On Saturday, I attended a new convention in NYC called BookCon. There is always this event called Book Expo America which is only open to booksellers, librarians, teachers, publishers, and industry folk but last year they opened the Expo up to the public for Power Reader Day. This has been turned into BookCon by the same people who run New York Comic-Con.
I had always heard wonderful things about Book Expo America especially the fact that attendees get advanced reader copies of new books. Something that also happened at Power Reader Day last year. Unfortunately, for whatever reason, BookCon attendees did not get this luxury. They closed off a portion of BEA’s show floor and had booths set up specifically for BookCon but we couldn’t venture to the other side though BEA attendees could. My only real problem with this was that the show floor was so tiny and cramped but some of the booths had signings and giveaways and made it almost impossible to move around. Which also happens at NYCC but at least there’s more space for an escape.
After my quick walk through the floor, I went on line to try to meet Cary Elwes. The Princess Bride is my favorite movie and Elwes’ Robin Hood is one of my favorites. I was lucky enough to get an autograph on the first chapter of his book and speak with him a little bit. He asked for everyone’s name and shook hands. He shook mine twice because I had said what a big fan I was from Princess Bride and Robin Hood: Men in Tights.
After that, I went to get on line for his panel. This was another thing I had a problem with. I was waiting in line but there was a panel before his and I was asked by an employee if I could leave the line and come back closer to his panel. I said fine but when I went back at the time she told me, it appears she didn’t tell other people this and they started a new line. I still managed to get in but I hate that they seem to tell some people one thing but not others. Consistency is key at crowded events like these.
His panel was about the book he wrote about the making of The Princess Bride. He shared tons of stories from the set (most of which I actually knew) and we watched some clips of the movie. He seemed pretty impressed that the whole audience knows every line to the movie. He also did many impressions of his fellow cast members. His retelling of stories involving Andre the Giant (who played Fezzik) was hilarious. I’m very glad I was able to get in and can’t wait for the book to be released in October.
After his panel, there was one with Danielle Fishel from my favorite TV show Boy Meets World. She was discussing her memoir out in September. She relieved some embarrassing moments involving Ben Affleck and Jared Leto. She told some stories from Boy Meets World and how excited she is for us to see Girl Meets World. She seemed very personable and I appreciated her honesty when discussing the Hollywood system. Also, she really does have amazing hair. I was jealous.

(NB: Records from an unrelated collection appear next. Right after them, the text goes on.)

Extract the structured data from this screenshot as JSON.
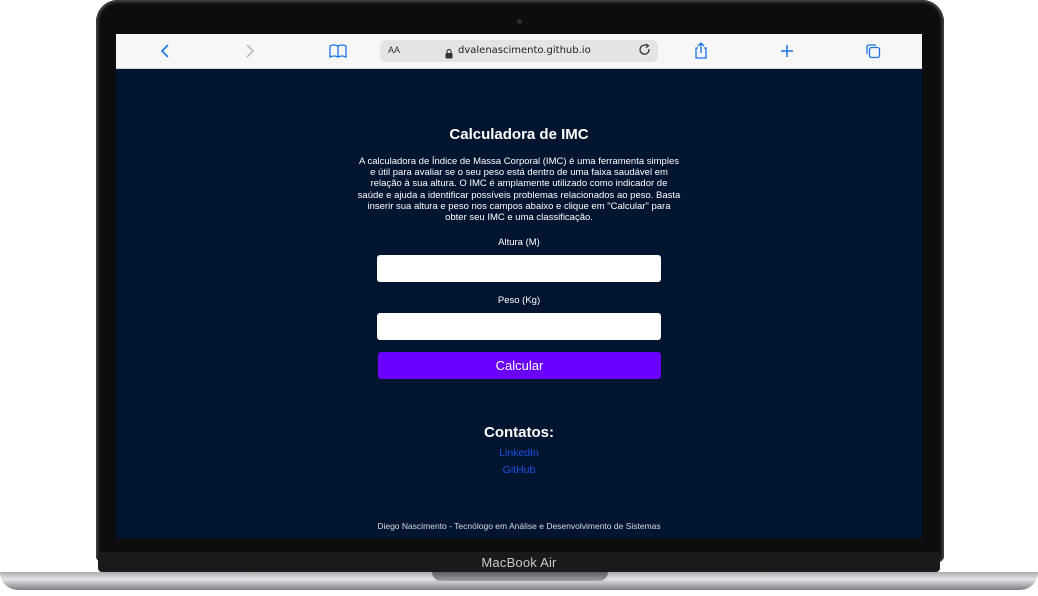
{
  "device": {
    "brand_label": "MacBook Air"
  },
  "browser": {
    "reader_label": "AA",
    "url": "dvalenascimento.github.io",
    "icons": [
      "back-icon",
      "forward-icon",
      "bookmarks-icon",
      "lock-icon",
      "reload-icon",
      "share-icon",
      "new-tab-icon",
      "tabs-icon"
    ]
  },
  "page": {
    "title": "Calculadora de IMC",
    "description": "A calculadora de Índice de Massa Corporal (IMC) é uma ferramenta simples e útil para avaliar se o seu peso está dentro de uma faixa saudável em relação à sua altura. O IMC é amplamente utilizado como indicador de saúde e ajuda a identificar possíveis problemas relacionados ao peso. Basta inserir sua altura e peso nos campos abaixo e clique em \"Calcular\" para obter seu IMC e uma classificação.",
    "height_label": "Altura (M)",
    "height_value": "",
    "weight_label": "Peso (Kg)",
    "weight_value": "",
    "calculate_label": "Calcular",
    "contacts_title": "Contatos:",
    "links": [
      {
        "label": "LinkedIn"
      },
      {
        "label": "GitHub"
      }
    ],
    "footer": "Diego Nascimento - Tecnólogo em Análise e Desenvolvimento de Sistemas"
  },
  "colors": {
    "background": "#011430",
    "accent_button": "#6a00ff",
    "link": "#1a53e6"
  }
}
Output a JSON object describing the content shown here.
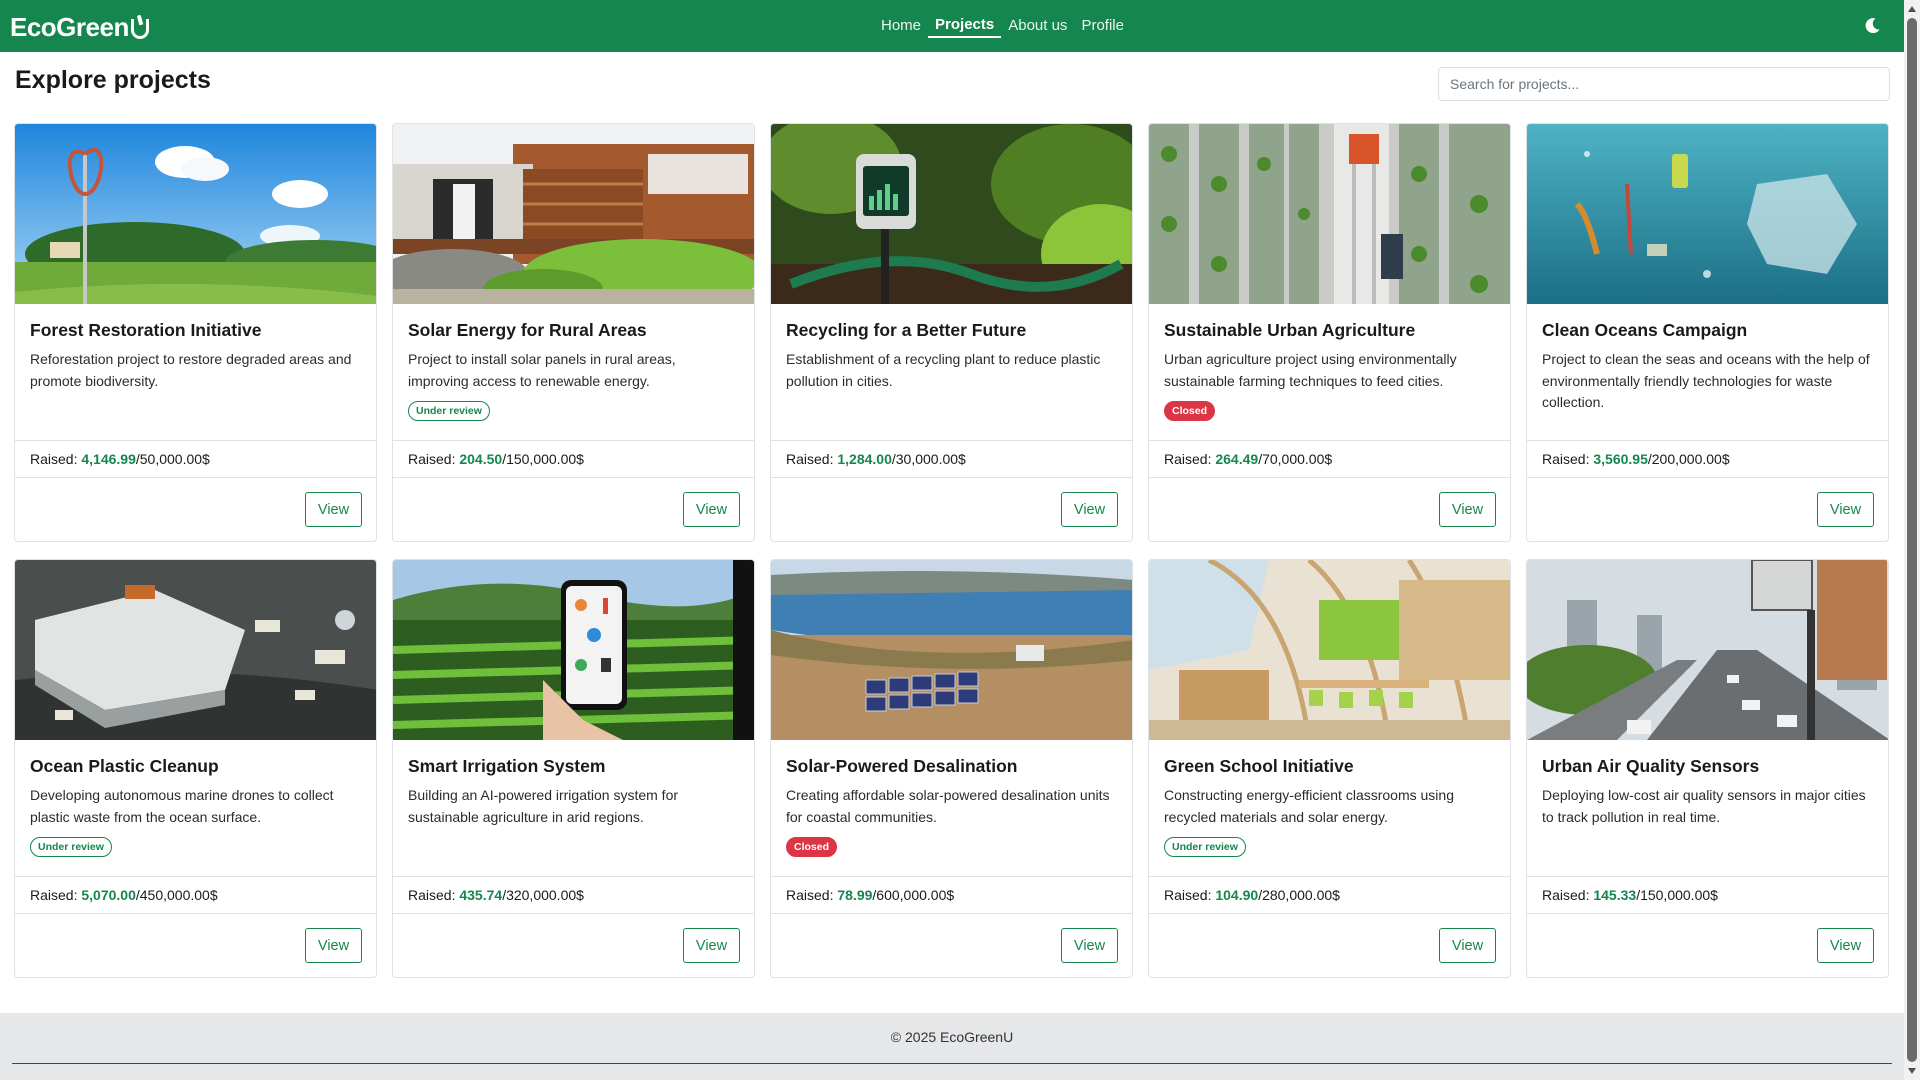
{
  "brand": {
    "name": "EcoGreen"
  },
  "nav": {
    "links": [
      {
        "label": "Home",
        "active": false
      },
      {
        "label": "Projects",
        "active": true
      },
      {
        "label": "About us",
        "active": false
      },
      {
        "label": "Profile",
        "active": false
      }
    ],
    "theme_icon": "moon-icon"
  },
  "page": {
    "title": "Explore projects"
  },
  "search": {
    "placeholder": "Search for projects..."
  },
  "labels": {
    "raised": "Raised: ",
    "view": "View"
  },
  "colors": {
    "primary": "#16864f",
    "closed": "#dc3545",
    "footer_bg": "#e6e7e9"
  },
  "projects": [
    {
      "title": "Forest Restoration Initiative",
      "description": "Reforestation project to restore degraded areas and promote biodiversity.",
      "status": "",
      "raised": "4,146.99",
      "goal": "/50,000.00$",
      "image": "wind-turbine-park"
    },
    {
      "title": "Solar Energy for Rural Areas",
      "description": "Project to install solar panels in rural areas, improving access to renewable energy.",
      "status": "Under review",
      "raised": "204.50",
      "goal": "/150,000.00$",
      "image": "wooden-house"
    },
    {
      "title": "Recycling for a Better Future",
      "description": "Establishment of a recycling plant to reduce plastic pollution in cities.",
      "status": "",
      "raised": "1,284.00",
      "goal": "/30,000.00$",
      "image": "garden-sensor"
    },
    {
      "title": "Sustainable Urban Agriculture",
      "description": "Urban agriculture project using environmentally sustainable farming techniques to feed cities.",
      "status": "Closed",
      "raised": "264.49",
      "goal": "/70,000.00$",
      "image": "vertical-farm"
    },
    {
      "title": "Clean Oceans Campaign",
      "description": "Project to clean the seas and oceans with the help of environmentally friendly technologies for waste collection.",
      "status": "",
      "raised": "3,560.95",
      "goal": "/200,000.00$",
      "image": "ocean-plastic"
    },
    {
      "title": "Ocean Plastic Cleanup",
      "description": "Developing autonomous marine drones to collect plastic waste from the ocean surface.",
      "status": "Under review",
      "raised": "5,070.00",
      "goal": "/450,000.00$",
      "image": "marine-drone"
    },
    {
      "title": "Smart Irrigation System",
      "description": "Building an AI-powered irrigation system for sustainable agriculture in arid regions.",
      "status": "",
      "raised": "435.74",
      "goal": "/320,000.00$",
      "image": "phone-field"
    },
    {
      "title": "Solar-Powered Desalination",
      "description": "Creating affordable solar-powered desalination units for coastal communities.",
      "status": "Closed",
      "raised": "78.99",
      "goal": "/600,000.00$",
      "image": "solar-lake"
    },
    {
      "title": "Green School Initiative",
      "description": "Constructing energy-efficient classrooms using recycled materials and solar energy.",
      "status": "Under review",
      "raised": "104.90",
      "goal": "/280,000.00$",
      "image": "green-classroom"
    },
    {
      "title": "Urban Air Quality Sensors",
      "description": "Deploying low-cost air quality sensors in major cities to track pollution in real time.",
      "status": "",
      "raised": "145.33",
      "goal": "/150,000.00$",
      "image": "city-street-sensor"
    }
  ],
  "footer": {
    "text": "© 2025 EcoGreenU"
  }
}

Her panel ended just as Jason Segel’s panel for his children’s book, Nightmares, was beginning and I was shut out of that one. Final complaint: the show floor closed at 3 and the last panel started at 4:30. My friends went to John Green’s The Fault in Our Stars panel but I haven’t read the book yet and didn’t want to get spoiled so I avoided it. Also, I heard it was complete madness on line. So, I basically just sat on the floor outside the exhibit hall waiting for them to come out.

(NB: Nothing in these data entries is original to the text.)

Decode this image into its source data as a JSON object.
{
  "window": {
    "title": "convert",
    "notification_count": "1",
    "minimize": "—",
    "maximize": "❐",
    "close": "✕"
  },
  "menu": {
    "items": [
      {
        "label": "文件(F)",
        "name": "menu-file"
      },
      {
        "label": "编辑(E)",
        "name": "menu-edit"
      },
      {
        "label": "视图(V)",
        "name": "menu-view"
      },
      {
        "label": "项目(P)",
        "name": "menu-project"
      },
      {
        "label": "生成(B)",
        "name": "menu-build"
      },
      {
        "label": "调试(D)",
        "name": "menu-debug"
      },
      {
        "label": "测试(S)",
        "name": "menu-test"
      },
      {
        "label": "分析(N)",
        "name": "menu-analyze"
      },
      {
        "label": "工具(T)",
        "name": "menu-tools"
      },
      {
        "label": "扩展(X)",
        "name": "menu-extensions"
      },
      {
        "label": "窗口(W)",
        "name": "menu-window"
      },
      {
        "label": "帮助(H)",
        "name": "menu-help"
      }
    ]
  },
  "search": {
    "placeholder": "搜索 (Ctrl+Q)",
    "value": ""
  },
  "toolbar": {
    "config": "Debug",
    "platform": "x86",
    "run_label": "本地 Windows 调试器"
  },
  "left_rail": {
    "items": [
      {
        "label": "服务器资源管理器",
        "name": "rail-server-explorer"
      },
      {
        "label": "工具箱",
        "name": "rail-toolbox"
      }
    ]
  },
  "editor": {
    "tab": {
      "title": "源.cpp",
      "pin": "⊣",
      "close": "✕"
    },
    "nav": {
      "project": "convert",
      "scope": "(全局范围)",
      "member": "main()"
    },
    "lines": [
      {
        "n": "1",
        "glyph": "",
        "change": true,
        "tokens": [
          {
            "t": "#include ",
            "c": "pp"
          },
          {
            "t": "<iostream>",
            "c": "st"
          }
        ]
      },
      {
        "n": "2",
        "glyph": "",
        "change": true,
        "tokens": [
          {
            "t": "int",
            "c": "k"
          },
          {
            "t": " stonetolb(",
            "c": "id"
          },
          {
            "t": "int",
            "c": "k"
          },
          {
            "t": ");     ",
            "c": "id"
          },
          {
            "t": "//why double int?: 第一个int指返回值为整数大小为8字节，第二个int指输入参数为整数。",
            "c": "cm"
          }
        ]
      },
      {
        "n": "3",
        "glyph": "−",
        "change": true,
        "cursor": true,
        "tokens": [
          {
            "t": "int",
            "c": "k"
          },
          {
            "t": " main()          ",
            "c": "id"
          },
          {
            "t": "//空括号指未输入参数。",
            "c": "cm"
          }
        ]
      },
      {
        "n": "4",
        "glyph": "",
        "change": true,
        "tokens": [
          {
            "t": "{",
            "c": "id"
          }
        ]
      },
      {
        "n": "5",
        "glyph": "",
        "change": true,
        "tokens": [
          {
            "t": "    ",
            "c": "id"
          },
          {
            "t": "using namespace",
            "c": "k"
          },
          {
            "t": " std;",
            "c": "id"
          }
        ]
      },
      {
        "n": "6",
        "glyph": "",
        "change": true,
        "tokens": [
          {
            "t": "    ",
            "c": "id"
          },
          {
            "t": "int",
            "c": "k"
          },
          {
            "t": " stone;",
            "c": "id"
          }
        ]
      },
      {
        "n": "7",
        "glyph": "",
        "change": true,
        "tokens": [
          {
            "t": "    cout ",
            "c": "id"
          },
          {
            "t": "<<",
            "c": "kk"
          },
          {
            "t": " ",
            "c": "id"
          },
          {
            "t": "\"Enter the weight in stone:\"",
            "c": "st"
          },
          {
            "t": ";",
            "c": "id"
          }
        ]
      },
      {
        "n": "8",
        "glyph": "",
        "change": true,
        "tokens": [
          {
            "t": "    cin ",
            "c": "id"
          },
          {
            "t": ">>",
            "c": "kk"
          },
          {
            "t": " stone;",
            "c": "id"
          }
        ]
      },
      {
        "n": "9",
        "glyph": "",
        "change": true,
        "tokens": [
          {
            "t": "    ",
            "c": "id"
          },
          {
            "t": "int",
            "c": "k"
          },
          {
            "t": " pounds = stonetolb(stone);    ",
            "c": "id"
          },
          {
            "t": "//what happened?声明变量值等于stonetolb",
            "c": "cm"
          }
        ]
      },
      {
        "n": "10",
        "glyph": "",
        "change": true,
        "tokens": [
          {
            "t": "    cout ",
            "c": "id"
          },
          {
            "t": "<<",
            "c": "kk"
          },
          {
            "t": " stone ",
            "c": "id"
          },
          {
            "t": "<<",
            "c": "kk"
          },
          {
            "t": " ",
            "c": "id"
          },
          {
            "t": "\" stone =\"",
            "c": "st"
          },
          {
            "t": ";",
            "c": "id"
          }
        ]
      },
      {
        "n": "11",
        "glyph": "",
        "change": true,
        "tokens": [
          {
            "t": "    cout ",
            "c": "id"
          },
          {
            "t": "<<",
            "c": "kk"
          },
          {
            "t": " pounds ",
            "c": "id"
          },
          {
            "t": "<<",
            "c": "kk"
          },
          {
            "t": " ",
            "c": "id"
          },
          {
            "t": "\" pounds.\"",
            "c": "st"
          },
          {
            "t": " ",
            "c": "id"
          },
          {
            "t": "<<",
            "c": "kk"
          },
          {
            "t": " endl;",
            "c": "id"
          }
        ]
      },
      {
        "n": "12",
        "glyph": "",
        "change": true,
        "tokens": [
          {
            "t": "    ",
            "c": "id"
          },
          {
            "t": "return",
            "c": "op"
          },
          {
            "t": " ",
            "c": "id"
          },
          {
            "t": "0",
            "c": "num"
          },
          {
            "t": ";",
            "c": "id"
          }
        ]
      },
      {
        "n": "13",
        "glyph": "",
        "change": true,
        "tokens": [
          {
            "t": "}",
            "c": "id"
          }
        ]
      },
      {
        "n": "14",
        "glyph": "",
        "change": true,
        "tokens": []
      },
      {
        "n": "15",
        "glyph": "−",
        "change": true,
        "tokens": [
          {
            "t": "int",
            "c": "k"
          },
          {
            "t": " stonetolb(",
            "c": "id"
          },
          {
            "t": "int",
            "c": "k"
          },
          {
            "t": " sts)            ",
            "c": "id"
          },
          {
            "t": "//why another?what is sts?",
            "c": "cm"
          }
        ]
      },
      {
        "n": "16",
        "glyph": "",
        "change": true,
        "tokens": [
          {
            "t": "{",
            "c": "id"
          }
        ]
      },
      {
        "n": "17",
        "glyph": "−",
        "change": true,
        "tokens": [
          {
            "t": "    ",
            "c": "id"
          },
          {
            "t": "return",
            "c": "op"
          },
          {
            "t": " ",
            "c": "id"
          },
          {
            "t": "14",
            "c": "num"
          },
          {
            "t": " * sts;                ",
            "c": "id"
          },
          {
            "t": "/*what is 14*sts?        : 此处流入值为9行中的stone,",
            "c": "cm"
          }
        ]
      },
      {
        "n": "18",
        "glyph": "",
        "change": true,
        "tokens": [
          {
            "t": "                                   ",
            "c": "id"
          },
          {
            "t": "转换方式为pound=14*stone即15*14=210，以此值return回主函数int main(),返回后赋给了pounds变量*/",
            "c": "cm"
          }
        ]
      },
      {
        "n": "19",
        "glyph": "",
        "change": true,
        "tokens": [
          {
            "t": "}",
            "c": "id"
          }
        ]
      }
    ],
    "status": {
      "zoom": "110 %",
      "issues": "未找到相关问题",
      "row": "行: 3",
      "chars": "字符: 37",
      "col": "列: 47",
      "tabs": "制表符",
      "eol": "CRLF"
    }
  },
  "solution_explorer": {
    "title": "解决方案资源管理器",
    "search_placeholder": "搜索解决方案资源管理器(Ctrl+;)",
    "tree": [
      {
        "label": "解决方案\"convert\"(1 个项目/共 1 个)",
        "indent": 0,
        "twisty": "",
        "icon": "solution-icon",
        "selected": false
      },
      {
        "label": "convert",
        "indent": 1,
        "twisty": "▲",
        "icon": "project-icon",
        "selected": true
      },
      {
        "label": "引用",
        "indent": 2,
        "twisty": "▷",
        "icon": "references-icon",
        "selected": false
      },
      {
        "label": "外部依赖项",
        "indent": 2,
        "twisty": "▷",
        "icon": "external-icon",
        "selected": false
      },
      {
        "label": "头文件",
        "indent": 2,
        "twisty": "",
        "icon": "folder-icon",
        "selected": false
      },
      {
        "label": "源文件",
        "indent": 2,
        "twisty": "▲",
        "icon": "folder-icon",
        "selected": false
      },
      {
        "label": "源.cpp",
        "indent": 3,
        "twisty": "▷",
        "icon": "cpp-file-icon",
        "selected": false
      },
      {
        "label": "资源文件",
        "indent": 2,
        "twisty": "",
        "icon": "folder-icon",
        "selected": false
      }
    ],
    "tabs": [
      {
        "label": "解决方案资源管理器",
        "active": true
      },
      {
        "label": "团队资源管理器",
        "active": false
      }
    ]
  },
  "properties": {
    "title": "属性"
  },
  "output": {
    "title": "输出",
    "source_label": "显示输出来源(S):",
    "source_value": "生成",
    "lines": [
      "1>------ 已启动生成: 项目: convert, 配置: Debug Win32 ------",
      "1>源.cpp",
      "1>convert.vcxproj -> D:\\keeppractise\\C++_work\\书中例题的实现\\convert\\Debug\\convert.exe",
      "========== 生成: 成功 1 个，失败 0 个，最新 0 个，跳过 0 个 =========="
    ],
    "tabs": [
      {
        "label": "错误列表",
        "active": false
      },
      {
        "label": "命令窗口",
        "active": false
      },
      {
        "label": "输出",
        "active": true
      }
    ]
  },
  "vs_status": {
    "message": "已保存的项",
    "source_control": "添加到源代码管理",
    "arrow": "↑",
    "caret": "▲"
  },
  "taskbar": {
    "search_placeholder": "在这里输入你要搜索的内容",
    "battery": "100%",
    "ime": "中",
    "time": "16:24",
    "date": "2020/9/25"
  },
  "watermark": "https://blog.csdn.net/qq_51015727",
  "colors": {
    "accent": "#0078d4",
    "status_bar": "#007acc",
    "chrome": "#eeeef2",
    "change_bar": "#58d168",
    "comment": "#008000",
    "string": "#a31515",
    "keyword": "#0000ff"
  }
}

All in all, I had a good time because I did what I intended to do but they really need to organize the convention better if they want more attendees.